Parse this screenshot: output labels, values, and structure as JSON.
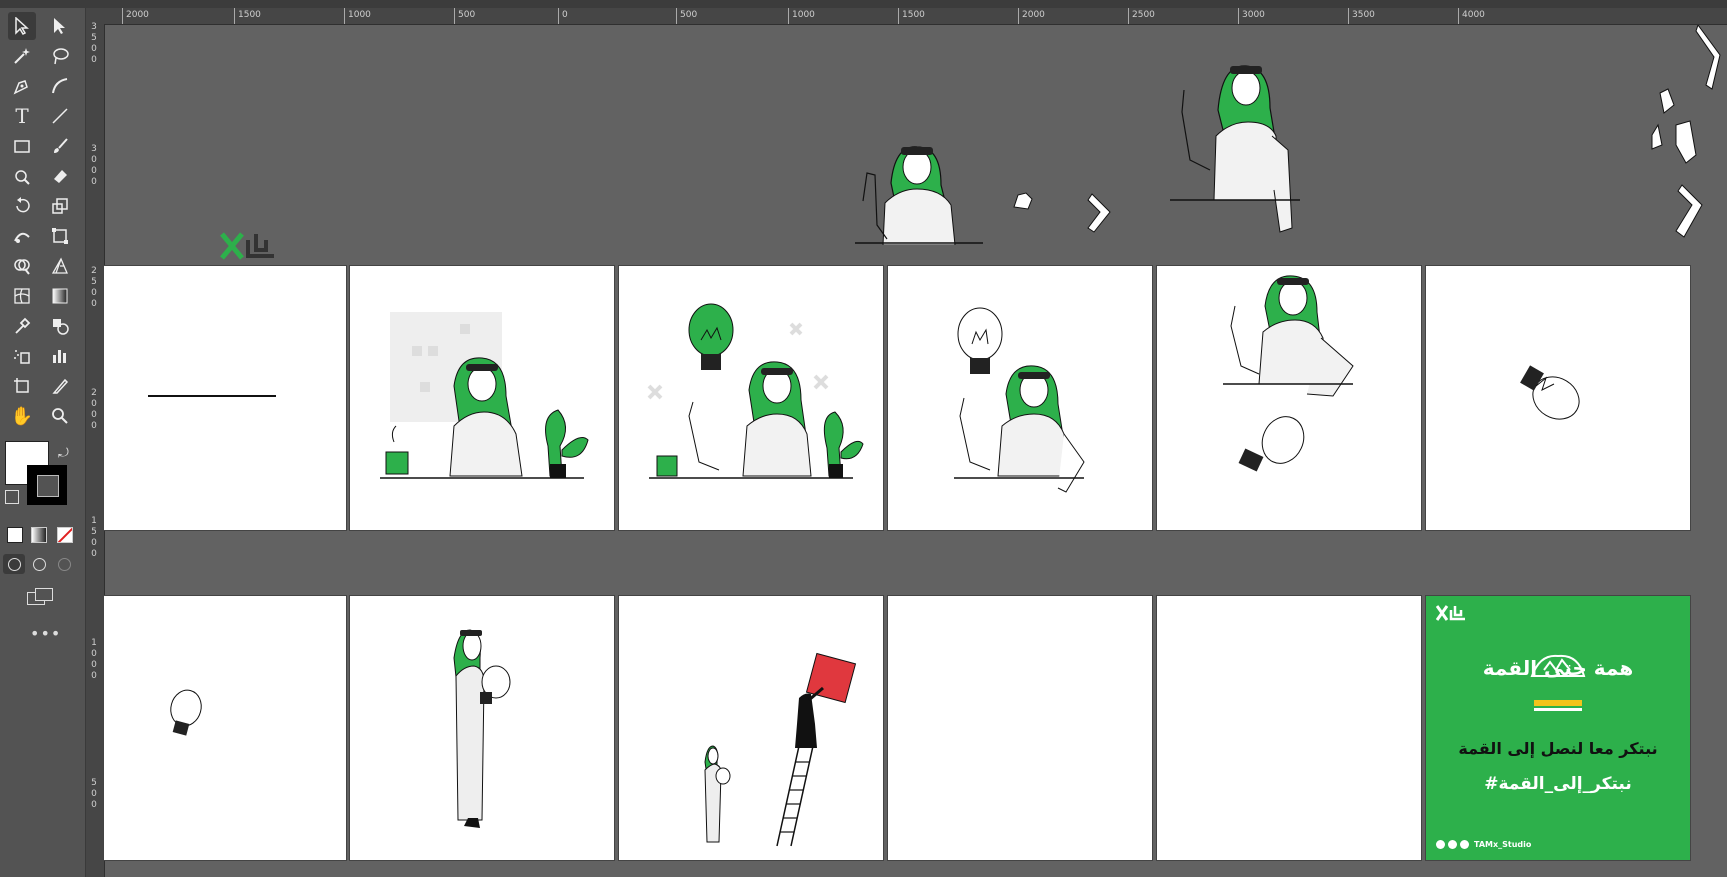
{
  "ruler": {
    "h_ticks": [
      "2000",
      "1500",
      "1000",
      "500",
      "0",
      "500",
      "1000",
      "1500",
      "2000",
      "2500",
      "3000",
      "3500",
      "4000"
    ],
    "v_ticks": [
      [
        "3",
        "5",
        "0",
        "0"
      ],
      [
        "3",
        "0",
        "0",
        "0"
      ],
      [
        "2",
        "5",
        "0",
        "0"
      ],
      [
        "2",
        "0",
        "0",
        "0"
      ],
      [
        "1",
        "5",
        "0",
        "0"
      ],
      [
        "1",
        "0",
        "0",
        "0"
      ],
      [
        "5",
        "0",
        "0"
      ]
    ]
  },
  "poster": {
    "logo_text": "همة حتى القمة",
    "headline": "نبتكر معا لنصل إلى القمة",
    "hashtag": "#نبتكر_إلى_القمة",
    "handle": "TAMx_Studio",
    "color": "#2db04b"
  },
  "colors": {
    "green": "#2db04b",
    "red": "#e0383e",
    "canvas": "#626262",
    "ui": "#535353"
  },
  "tools": [
    "selection",
    "direct-selection",
    "magic-wand",
    "lasso",
    "pen",
    "curvature",
    "type",
    "line",
    "rectangle",
    "paintbrush",
    "shaper",
    "eraser",
    "rotate",
    "scale",
    "warp",
    "free-transform",
    "shape-builder",
    "perspective",
    "mesh",
    "gradient",
    "eyedropper",
    "blend",
    "symbol-sprayer",
    "column-graph",
    "artboard",
    "slice",
    "hand",
    "zoom"
  ]
}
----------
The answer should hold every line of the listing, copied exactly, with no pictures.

Parse this screenshot: output labels, values, and structure as JSON.
{
  "ruler": {
    "h_ticks": [
      "2000",
      "1500",
      "1000",
      "500",
      "0",
      "500",
      "1000",
      "1500",
      "2000",
      "2500",
      "3000",
      "3500",
      "4000"
    ],
    "v_ticks": [
      [
        "3",
        "5",
        "0",
        "0"
      ],
      [
        "3",
        "0",
        "0",
        "0"
      ],
      [
        "2",
        "5",
        "0",
        "0"
      ],
      [
        "2",
        "0",
        "0",
        "0"
      ],
      [
        "1",
        "5",
        "0",
        "0"
      ],
      [
        "1",
        "0",
        "0",
        "0"
      ],
      [
        "5",
        "0",
        "0"
      ]
    ]
  },
  "poster": {
    "logo_text": "همة حتى القمة",
    "headline": "نبتكر معا لنصل إلى القمة",
    "hashtag": "#نبتكر_إلى_القمة",
    "handle": "TAMx_Studio",
    "color": "#2db04b"
  },
  "colors": {
    "green": "#2db04b",
    "red": "#e0383e",
    "canvas": "#626262",
    "ui": "#535353"
  },
  "tools": [
    "selection",
    "direct-selection",
    "magic-wand",
    "lasso",
    "pen",
    "curvature",
    "type",
    "line",
    "rectangle",
    "paintbrush",
    "shaper",
    "eraser",
    "rotate",
    "scale",
    "warp",
    "free-transform",
    "shape-builder",
    "perspective",
    "mesh",
    "gradient",
    "eyedropper",
    "blend",
    "symbol-sprayer",
    "column-graph",
    "artboard",
    "slice",
    "hand",
    "zoom"
  ]
}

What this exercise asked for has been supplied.